• **Description of the task**
Omit the pictures while printing every entry below exactly as given.

[Entries from a dataset of interfaces]
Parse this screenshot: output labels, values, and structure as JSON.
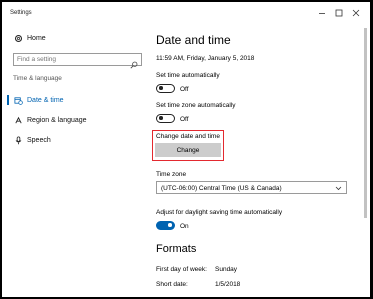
{
  "window": {
    "title": "Settings"
  },
  "sidebar": {
    "home_label": "Home",
    "search_placeholder": "Find a setting",
    "section_label": "Time & language",
    "items": [
      {
        "label": "Date & time",
        "icon": "calendar-clock-icon",
        "active": true
      },
      {
        "label": "Region & language",
        "icon": "language-icon",
        "active": false
      },
      {
        "label": "Speech",
        "icon": "microphone-icon",
        "active": false
      }
    ]
  },
  "main": {
    "title": "Date and time",
    "current_datetime": "11:59 AM, Friday, January 5, 2018",
    "set_time_auto": {
      "label": "Set time automatically",
      "state": "Off"
    },
    "set_timezone_auto": {
      "label": "Set time zone automatically",
      "state": "Off"
    },
    "change_date_time": {
      "label": "Change date and time",
      "button": "Change"
    },
    "time_zone": {
      "label": "Time zone",
      "value": "(UTC-06:00) Central Time (US & Canada)"
    },
    "daylight_saving": {
      "label": "Adjust for daylight saving time automatically",
      "state": "On"
    },
    "formats": {
      "title": "Formats",
      "rows": [
        {
          "label": "First day of week:",
          "value": "Sunday"
        },
        {
          "label": "Short date:",
          "value": "1/5/2018"
        }
      ]
    }
  },
  "colors": {
    "accent": "#0063b1",
    "highlight": "#e3292f"
  }
}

• **Response for this exercise**
Parse this screenshot: output labels, values, and structure as JSON.
{
  "window": {
    "title": "Settings"
  },
  "sidebar": {
    "home_label": "Home",
    "search_placeholder": "Find a setting",
    "section_label": "Time & language",
    "items": [
      {
        "label": "Date & time",
        "icon": "calendar-clock-icon",
        "active": true
      },
      {
        "label": "Region & language",
        "icon": "language-icon",
        "active": false
      },
      {
        "label": "Speech",
        "icon": "microphone-icon",
        "active": false
      }
    ]
  },
  "main": {
    "title": "Date and time",
    "current_datetime": "11:59 AM, Friday, January 5, 2018",
    "set_time_auto": {
      "label": "Set time automatically",
      "state": "Off"
    },
    "set_timezone_auto": {
      "label": "Set time zone automatically",
      "state": "Off"
    },
    "change_date_time": {
      "label": "Change date and time",
      "button": "Change"
    },
    "time_zone": {
      "label": "Time zone",
      "value": "(UTC-06:00) Central Time (US & Canada)"
    },
    "daylight_saving": {
      "label": "Adjust for daylight saving time automatically",
      "state": "On"
    },
    "formats": {
      "title": "Formats",
      "rows": [
        {
          "label": "First day of week:",
          "value": "Sunday"
        },
        {
          "label": "Short date:",
          "value": "1/5/2018"
        }
      ]
    }
  },
  "colors": {
    "accent": "#0063b1",
    "highlight": "#e3292f"
  }
}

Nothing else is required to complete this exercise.